March 13, 2006 —

Deleting posts about Warcraft has apparently become part of my daily routine. And since I am neither patient, nor interested in Warcraft or its inner teachings, I’m not enthusiastic about it.

And yet, I continue to subscribe to news aggregators and avoid using the word “spam” as I download each new flood of posts loosely related to the original topics I subscribed to.

Now that my honeymoon with RSS is over, I can call it what it is: flawed. It’s not broken, just unruly. And unruly is easy to correct. A new app will be hitting primetime later this month to do just that.

Feed Rinse is an RSS filter that allows users to set up rules similar to a spam filter. The app has an impressive feature list including optional profanity filtering and OPML import/export. A free service will be available when the application goes live later this month. Find out more about RSS filtering at the site.

3 Responses to “Damn, Dirty RSS”

  1. Jason

    Amen Brother.

  2. Harry Slaughter

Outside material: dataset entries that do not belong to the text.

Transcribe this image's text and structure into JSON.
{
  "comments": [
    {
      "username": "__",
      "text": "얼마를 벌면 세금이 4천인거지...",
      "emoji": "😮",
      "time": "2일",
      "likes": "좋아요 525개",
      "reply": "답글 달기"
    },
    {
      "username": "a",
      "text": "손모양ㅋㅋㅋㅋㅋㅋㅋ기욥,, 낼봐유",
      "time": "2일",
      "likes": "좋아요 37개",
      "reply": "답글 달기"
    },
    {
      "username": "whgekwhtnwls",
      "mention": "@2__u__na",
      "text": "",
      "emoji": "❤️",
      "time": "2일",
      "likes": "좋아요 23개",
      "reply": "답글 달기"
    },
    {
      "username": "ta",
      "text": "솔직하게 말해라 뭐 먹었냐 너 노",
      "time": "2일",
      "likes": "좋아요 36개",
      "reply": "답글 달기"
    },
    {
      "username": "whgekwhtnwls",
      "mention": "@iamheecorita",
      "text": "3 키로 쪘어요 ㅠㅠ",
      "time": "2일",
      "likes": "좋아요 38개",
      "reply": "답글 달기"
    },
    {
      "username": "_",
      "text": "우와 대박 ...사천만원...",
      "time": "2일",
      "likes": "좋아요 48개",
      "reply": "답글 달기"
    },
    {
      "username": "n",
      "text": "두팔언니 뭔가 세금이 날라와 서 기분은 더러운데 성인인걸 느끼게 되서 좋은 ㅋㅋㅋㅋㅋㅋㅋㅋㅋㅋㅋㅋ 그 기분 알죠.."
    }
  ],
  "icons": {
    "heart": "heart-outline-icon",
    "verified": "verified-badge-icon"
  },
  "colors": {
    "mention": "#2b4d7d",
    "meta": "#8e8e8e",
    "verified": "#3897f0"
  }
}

    RSS is great. Maybe a little too great. It’s far too easy to create noise. You don’t need to figure out how to relay a million emails. You don’t have to figure out how to fake out google in order to mislead searchers to your ad spam site that you try to pass off as legit.

    You just put up a site and let all the aggregators do the work of delivering the noise.

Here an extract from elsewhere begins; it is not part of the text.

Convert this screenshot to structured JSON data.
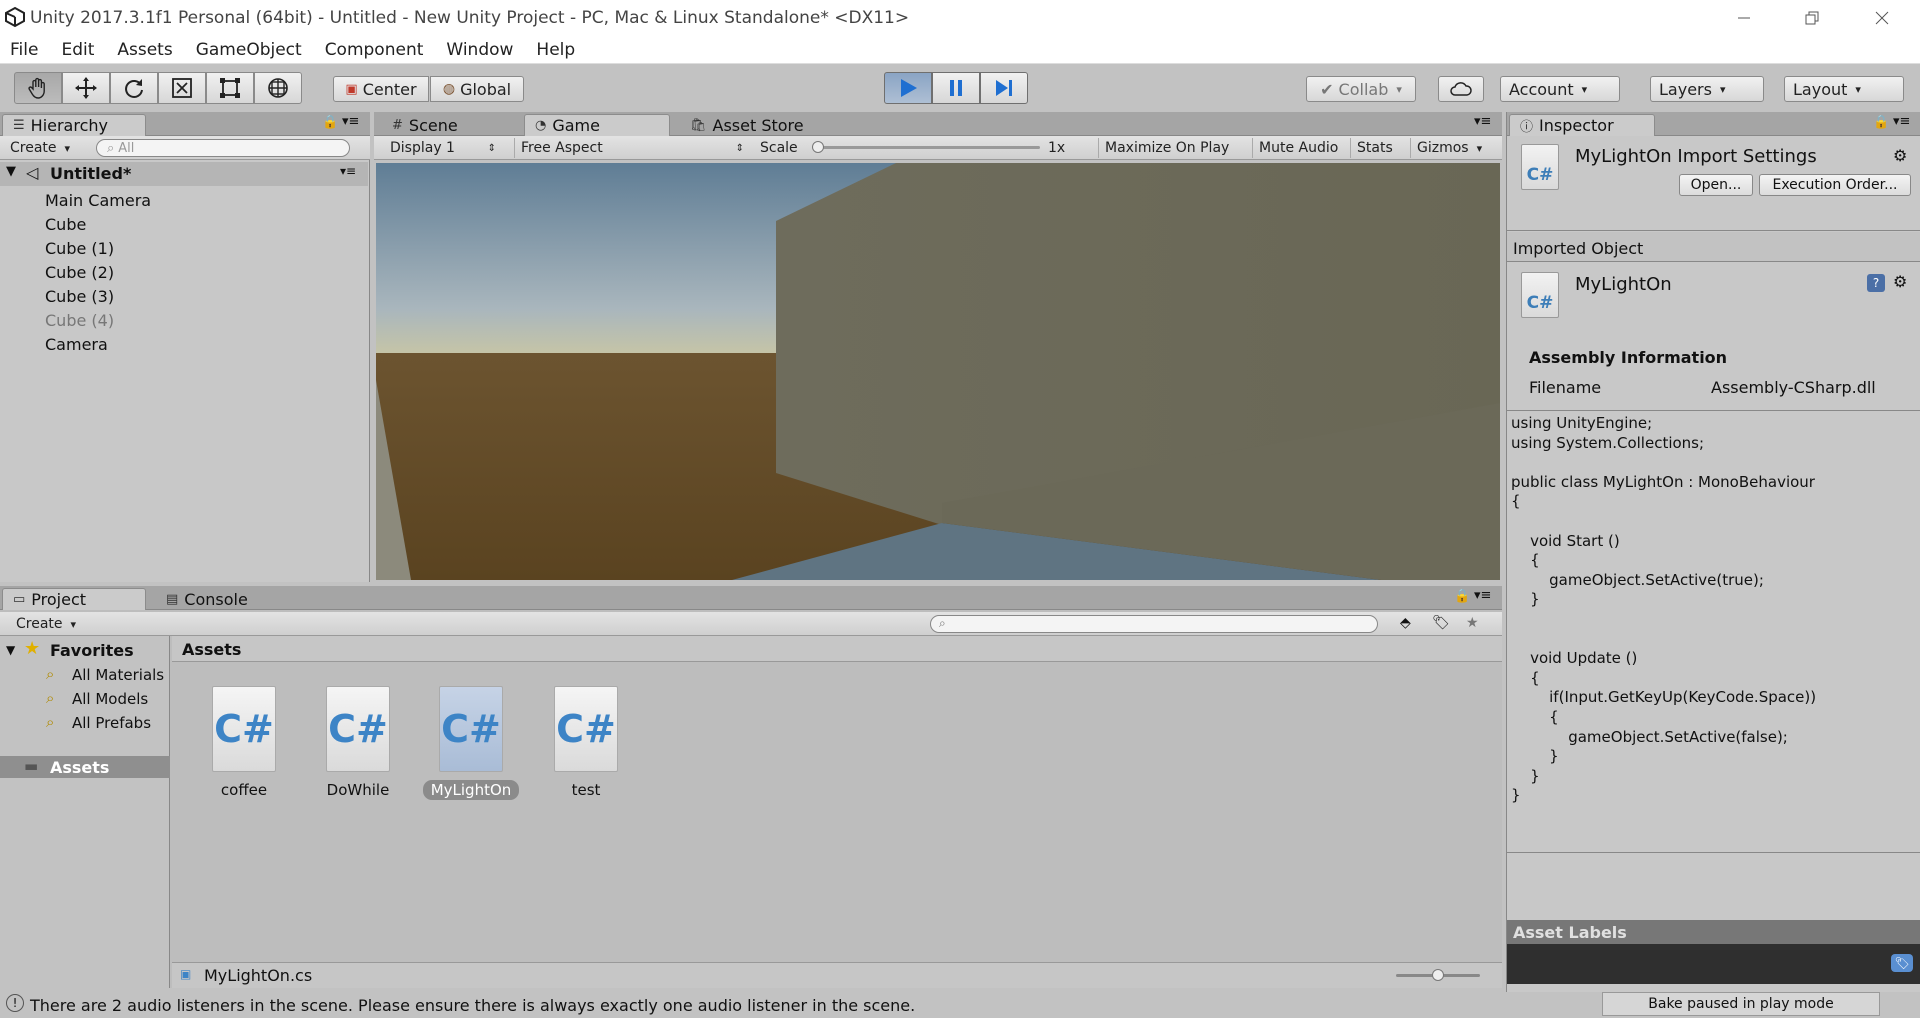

    But we shouldn’t blame RSS for being too efficient at delivering info any more than we’d blame water for being deadly when you bury your head in it for too long. It’s up to the RSS consumer to make sure his intake of RSS is healthy and purposeful.

    Yes, tools that promote a healthier RSS diet are scarce at the moment. But they will come. They will tame RSS to the point that some, like me, will be able to rely on RSS for good, relevant content in reasonable amounts.

  3. Aaron Mentele

    I agree, we can’t blame RSS. We can’t blame the aggregators; they’re just doing what we ask them to do. We can’t really blame the person seeding/posting the article; newsworthiness is in the eye of the beholder. It would be easier if we had a scapegoat. Maybe I’ll blame terrorists – people don’t seem to like them much.